» **YOUR GOAL**:
Please restate every line below exactly, without any pictures.

[Element data from apps and pages]
------------------------------------------------------------------------

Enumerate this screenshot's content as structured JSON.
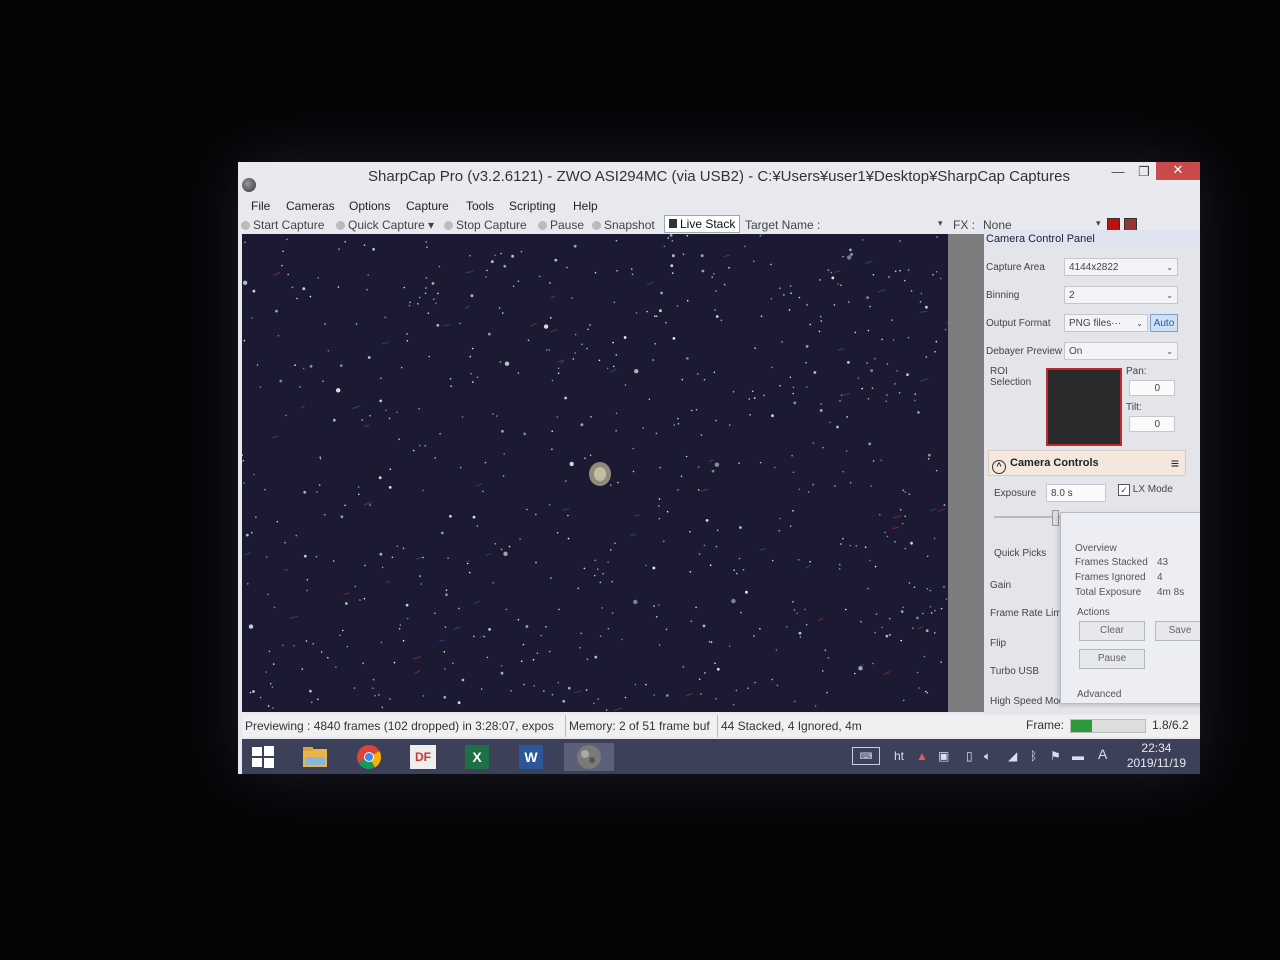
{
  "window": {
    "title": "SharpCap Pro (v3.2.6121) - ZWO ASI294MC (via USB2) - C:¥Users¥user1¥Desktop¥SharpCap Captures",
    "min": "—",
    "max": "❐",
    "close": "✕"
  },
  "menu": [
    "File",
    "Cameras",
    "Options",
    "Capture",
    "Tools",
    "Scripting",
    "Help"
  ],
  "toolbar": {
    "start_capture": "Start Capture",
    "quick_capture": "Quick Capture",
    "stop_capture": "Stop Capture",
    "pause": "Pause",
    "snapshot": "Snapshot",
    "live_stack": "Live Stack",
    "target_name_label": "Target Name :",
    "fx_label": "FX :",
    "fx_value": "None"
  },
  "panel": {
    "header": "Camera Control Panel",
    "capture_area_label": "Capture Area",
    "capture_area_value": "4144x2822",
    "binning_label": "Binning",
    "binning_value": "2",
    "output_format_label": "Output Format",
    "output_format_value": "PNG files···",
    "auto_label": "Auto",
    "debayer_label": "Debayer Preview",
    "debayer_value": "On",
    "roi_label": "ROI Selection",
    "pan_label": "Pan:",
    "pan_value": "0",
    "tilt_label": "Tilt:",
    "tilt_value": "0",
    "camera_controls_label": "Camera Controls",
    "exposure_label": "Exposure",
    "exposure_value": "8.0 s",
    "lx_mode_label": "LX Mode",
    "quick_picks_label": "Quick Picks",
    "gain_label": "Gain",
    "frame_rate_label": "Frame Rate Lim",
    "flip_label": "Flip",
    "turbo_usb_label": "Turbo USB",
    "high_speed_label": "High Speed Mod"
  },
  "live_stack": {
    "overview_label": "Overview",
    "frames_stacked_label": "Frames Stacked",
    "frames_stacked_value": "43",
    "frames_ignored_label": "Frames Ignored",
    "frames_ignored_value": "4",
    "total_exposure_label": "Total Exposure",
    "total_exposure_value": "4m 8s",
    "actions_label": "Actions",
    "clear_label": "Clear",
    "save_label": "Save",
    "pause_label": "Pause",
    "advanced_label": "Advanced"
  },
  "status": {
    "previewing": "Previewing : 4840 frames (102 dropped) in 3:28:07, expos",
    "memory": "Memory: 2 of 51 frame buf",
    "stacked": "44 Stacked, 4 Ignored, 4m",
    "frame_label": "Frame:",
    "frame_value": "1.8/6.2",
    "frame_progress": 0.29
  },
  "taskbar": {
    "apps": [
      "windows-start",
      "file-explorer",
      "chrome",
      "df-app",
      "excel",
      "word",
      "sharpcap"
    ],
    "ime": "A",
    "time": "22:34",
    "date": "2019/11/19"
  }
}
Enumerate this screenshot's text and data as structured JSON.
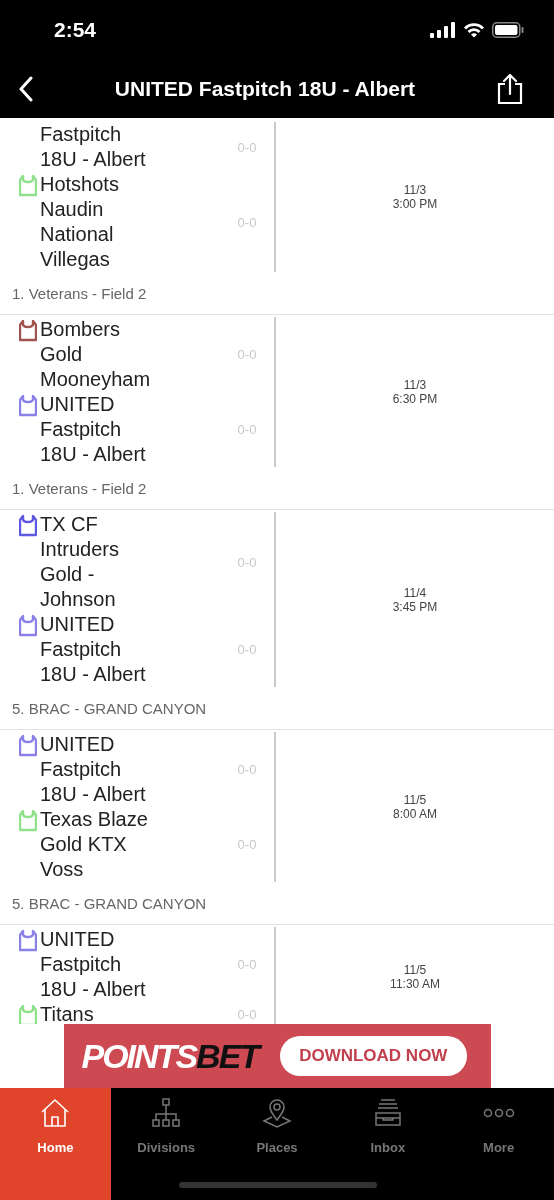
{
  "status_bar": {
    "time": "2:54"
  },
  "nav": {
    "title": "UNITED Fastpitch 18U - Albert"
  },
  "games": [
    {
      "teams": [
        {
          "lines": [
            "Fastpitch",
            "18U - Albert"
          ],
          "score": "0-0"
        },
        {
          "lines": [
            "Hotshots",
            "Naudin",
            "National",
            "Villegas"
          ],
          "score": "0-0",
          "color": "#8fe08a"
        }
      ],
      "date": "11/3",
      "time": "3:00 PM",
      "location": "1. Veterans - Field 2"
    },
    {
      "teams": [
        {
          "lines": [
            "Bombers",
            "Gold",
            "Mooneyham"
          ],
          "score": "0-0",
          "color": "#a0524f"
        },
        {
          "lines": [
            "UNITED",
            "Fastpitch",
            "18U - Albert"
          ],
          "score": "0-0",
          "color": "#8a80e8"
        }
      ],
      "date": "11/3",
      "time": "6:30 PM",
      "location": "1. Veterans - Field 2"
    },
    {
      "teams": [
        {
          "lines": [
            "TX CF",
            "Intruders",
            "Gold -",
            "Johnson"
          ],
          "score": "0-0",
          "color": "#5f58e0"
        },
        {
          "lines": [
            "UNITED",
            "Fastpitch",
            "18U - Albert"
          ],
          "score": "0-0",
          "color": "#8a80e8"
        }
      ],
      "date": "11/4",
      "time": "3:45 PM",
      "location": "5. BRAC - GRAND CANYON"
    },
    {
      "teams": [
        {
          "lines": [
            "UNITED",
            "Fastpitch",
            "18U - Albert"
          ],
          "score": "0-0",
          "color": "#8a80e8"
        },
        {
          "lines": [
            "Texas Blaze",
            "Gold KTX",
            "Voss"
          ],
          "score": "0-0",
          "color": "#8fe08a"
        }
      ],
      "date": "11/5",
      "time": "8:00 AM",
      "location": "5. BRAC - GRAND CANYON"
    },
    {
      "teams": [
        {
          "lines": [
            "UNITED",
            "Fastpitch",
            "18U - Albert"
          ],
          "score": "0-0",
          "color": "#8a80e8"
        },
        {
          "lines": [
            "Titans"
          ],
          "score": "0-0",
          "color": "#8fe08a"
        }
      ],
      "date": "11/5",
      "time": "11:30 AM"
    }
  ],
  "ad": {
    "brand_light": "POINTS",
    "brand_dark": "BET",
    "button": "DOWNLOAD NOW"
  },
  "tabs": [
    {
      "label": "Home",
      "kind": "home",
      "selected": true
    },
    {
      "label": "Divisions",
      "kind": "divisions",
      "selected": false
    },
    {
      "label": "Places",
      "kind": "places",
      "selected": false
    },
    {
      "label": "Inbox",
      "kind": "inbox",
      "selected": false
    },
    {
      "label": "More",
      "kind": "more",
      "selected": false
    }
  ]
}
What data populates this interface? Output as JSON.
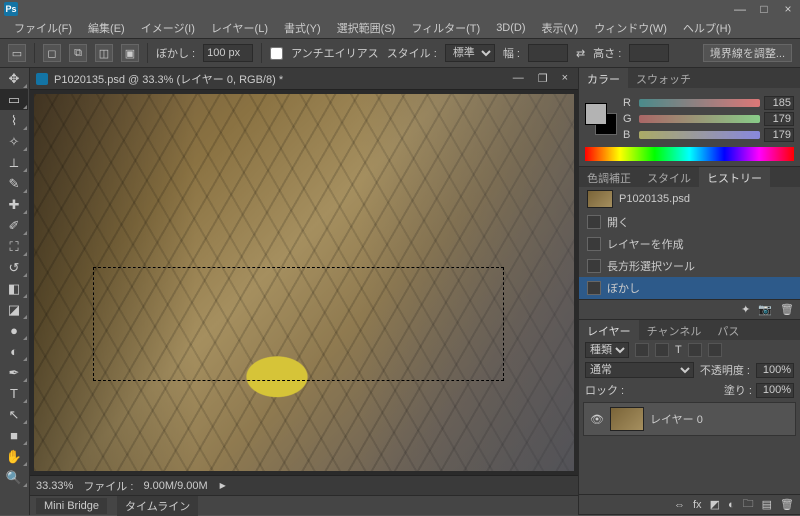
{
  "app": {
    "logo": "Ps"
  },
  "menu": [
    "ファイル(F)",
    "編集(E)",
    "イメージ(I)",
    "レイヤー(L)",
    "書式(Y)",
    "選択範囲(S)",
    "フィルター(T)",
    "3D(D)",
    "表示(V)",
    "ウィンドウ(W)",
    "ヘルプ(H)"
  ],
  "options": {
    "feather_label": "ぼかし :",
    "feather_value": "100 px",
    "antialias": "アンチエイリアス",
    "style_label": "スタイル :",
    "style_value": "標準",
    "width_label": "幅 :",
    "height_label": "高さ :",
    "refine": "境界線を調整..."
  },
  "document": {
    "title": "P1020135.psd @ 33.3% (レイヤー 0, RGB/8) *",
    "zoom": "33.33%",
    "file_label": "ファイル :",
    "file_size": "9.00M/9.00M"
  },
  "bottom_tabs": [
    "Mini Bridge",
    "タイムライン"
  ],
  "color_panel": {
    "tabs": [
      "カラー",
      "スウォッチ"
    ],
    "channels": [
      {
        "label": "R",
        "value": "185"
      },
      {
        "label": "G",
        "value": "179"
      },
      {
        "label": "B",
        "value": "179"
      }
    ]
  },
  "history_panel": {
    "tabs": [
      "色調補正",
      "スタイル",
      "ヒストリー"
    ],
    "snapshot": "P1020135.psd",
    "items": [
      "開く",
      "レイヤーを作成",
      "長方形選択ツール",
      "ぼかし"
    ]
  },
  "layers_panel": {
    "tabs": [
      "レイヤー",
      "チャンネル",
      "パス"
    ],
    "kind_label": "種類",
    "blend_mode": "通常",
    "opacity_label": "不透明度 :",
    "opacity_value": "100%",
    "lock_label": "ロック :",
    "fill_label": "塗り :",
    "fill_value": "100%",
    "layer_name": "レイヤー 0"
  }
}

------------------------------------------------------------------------

» **YOUR SOLUTION**:
Enumerate this screenshot's content as structured JSON.
{
  "window": {
    "title": "SharpCap Pro (v3.2.6121) - ZWO ASI294MC (via USB2) - C:¥Users¥user1¥Desktop¥SharpCap Captures",
    "min": "—",
    "max": "❐",
    "close": "✕"
  },
  "menu": [
    "File",
    "Cameras",
    "Options",
    "Capture",
    "Tools",
    "Scripting",
    "Help"
  ],
  "toolbar": {
    "start_capture": "Start Capture",
    "quick_capture": "Quick Capture",
    "stop_capture": "Stop Capture",
    "pause": "Pause",
    "snapshot": "Snapshot",
    "live_stack": "Live Stack",
    "target_name_label": "Target Name :",
    "fx_label": "FX :",
    "fx_value": "None"
  },
  "panel": {
    "header": "Camera Control Panel",
    "capture_area_label": "Capture Area",
    "capture_area_value": "4144x2822",
    "binning_label": "Binning",
    "binning_value": "2",
    "output_format_label": "Output Format",
    "output_format_value": "PNG files···",
    "auto_label": "Auto",
    "debayer_label": "Debayer Preview",
    "debayer_value": "On",
    "roi_label": "ROI Selection",
    "pan_label": "Pan:",
    "pan_value": "0",
    "tilt_label": "Tilt:",
    "tilt_value": "0",
    "camera_controls_label": "Camera Controls",
    "exposure_label": "Exposure",
    "exposure_value": "8.0 s",
    "lx_mode_label": "LX Mode",
    "quick_picks_label": "Quick Picks",
    "gain_label": "Gain",
    "frame_rate_label": "Frame Rate Lim",
    "flip_label": "Flip",
    "turbo_usb_label": "Turbo USB",
    "high_speed_label": "High Speed Mod"
  },
  "live_stack": {
    "overview_label": "Overview",
    "frames_stacked_label": "Frames Stacked",
    "frames_stacked_value": "43",
    "frames_ignored_label": "Frames Ignored",
    "frames_ignored_value": "4",
    "total_exposure_label": "Total Exposure",
    "total_exposure_value": "4m 8s",
    "actions_label": "Actions",
    "clear_label": "Clear",
    "save_label": "Save",
    "pause_label": "Pause",
    "advanced_label": "Advanced"
  },
  "status": {
    "previewing": "Previewing : 4840 frames (102 dropped) in 3:28:07, expos",
    "memory": "Memory: 2 of 51 frame buf",
    "stacked": "44 Stacked, 4 Ignored, 4m",
    "frame_label": "Frame:",
    "frame_value": "1.8/6.2",
    "frame_progress": 0.29
  },
  "taskbar": {
    "apps": [
      "windows-start",
      "file-explorer",
      "chrome",
      "df-app",
      "excel",
      "word",
      "sharpcap"
    ],
    "ime": "A",
    "time": "22:34",
    "date": "2019/11/19"
  }
}
Enumerate this screenshot's text and data as structured JSON.
{
  "status_bar": {
    "time": "2:54"
  },
  "nav": {
    "title": "UNITED Fastpitch 18U - Albert"
  },
  "games": [
    {
      "teams": [
        {
          "lines": [
            "Fastpitch",
            "18U - Albert"
          ],
          "score": "0-0"
        },
        {
          "lines": [
            "Hotshots",
            "Naudin",
            "National",
            "Villegas"
          ],
          "score": "0-0",
          "color": "#8fe08a"
        }
      ],
      "date": "11/3",
      "time": "3:00 PM",
      "location": "1. Veterans - Field 2"
    },
    {
      "teams": [
        {
          "lines": [
            "Bombers",
            "Gold",
            "Mooneyham"
          ],
          "score": "0-0",
          "color": "#a0524f"
        },
        {
          "lines": [
            "UNITED",
            "Fastpitch",
            "18U - Albert"
          ],
          "score": "0-0",
          "color": "#8a80e8"
        }
      ],
      "date": "11/3",
      "time": "6:30 PM",
      "location": "1. Veterans - Field 2"
    },
    {
      "teams": [
        {
          "lines": [
            "TX CF",
            "Intruders",
            "Gold -",
            "Johnson"
          ],
          "score": "0-0",
          "color": "#5f58e0"
        },
        {
          "lines": [
            "UNITED",
            "Fastpitch",
            "18U - Albert"
          ],
          "score": "0-0",
          "color": "#8a80e8"
        }
      ],
      "date": "11/4",
      "time": "3:45 PM",
      "location": "5. BRAC - GRAND CANYON"
    },
    {
      "teams": [
        {
          "lines": [
            "UNITED",
            "Fastpitch",
            "18U - Albert"
          ],
          "score": "0-0",
          "color": "#8a80e8"
        },
        {
          "lines": [
            "Texas Blaze",
            "Gold KTX",
            "Voss"
          ],
          "score": "0-0",
          "color": "#8fe08a"
        }
      ],
      "date": "11/5",
      "time": "8:00 AM",
      "location": "5. BRAC - GRAND CANYON"
    },
    {
      "teams": [
        {
          "lines": [
            "UNITED",
            "Fastpitch",
            "18U - Albert"
          ],
          "score": "0-0",
          "color": "#8a80e8"
        },
        {
          "lines": [
            "Titans"
          ],
          "score": "0-0",
          "color": "#8fe08a"
        }
      ],
      "date": "11/5",
      "time": "11:30 AM"
    }
  ],
  "ad": {
    "brand_light": "POINTS",
    "brand_dark": "BET",
    "button": "DOWNLOAD NOW"
  },
  "tabs": [
    {
      "label": "Home",
      "kind": "home",
      "selected": true
    },
    {
      "label": "Divisions",
      "kind": "divisions",
      "selected": false
    },
    {
      "label": "Places",
      "kind": "places",
      "selected": false
    },
    {
      "label": "Inbox",
      "kind": "inbox",
      "selected": false
    },
    {
      "label": "More",
      "kind": "more",
      "selected": false
    }
  ]
}
What data populates this interface? Output as JSON.
{
  "app": {
    "logo": "Ps"
  },
  "menu": [
    "ファイル(F)",
    "編集(E)",
    "イメージ(I)",
    "レイヤー(L)",
    "書式(Y)",
    "選択範囲(S)",
    "フィルター(T)",
    "3D(D)",
    "表示(V)",
    "ウィンドウ(W)",
    "ヘルプ(H)"
  ],
  "options": {
    "feather_label": "ぼかし :",
    "feather_value": "100 px",
    "antialias": "アンチエイリアス",
    "style_label": "スタイル :",
    "style_value": "標準",
    "width_label": "幅 :",
    "height_label": "高さ :",
    "refine": "境界線を調整..."
  },
  "document": {
    "title": "P1020135.psd @ 33.3% (レイヤー 0, RGB/8) *",
    "zoom": "33.33%",
    "file_label": "ファイル :",
    "file_size": "9.00M/9.00M"
  },
  "bottom_tabs": [
    "Mini Bridge",
    "タイムライン"
  ],
  "color_panel": {
    "tabs": [
      "カラー",
      "スウォッチ"
    ],
    "channels": [
      {
        "label": "R",
        "value": "185"
      },
      {
        "label": "G",
        "value": "179"
      },
      {
        "label": "B",
        "value": "179"
      }
    ]
  },
  "history_panel": {
    "tabs": [
      "色調補正",
      "スタイル",
      "ヒストリー"
    ],
    "snapshot": "P1020135.psd",
    "items": [
      "開く",
      "レイヤーを作成",
      "長方形選択ツール",
      "ぼかし"
    ]
  },
  "layers_panel": {
    "tabs": [
      "レイヤー",
      "チャンネル",
      "パス"
    ],
    "kind_label": "種類",
    "blend_mode": "通常",
    "opacity_label": "不透明度 :",
    "opacity_value": "100%",
    "lock_label": "ロック :",
    "fill_label": "塗り :",
    "fill_value": "100%",
    "layer_name": "レイヤー 0"
  }
}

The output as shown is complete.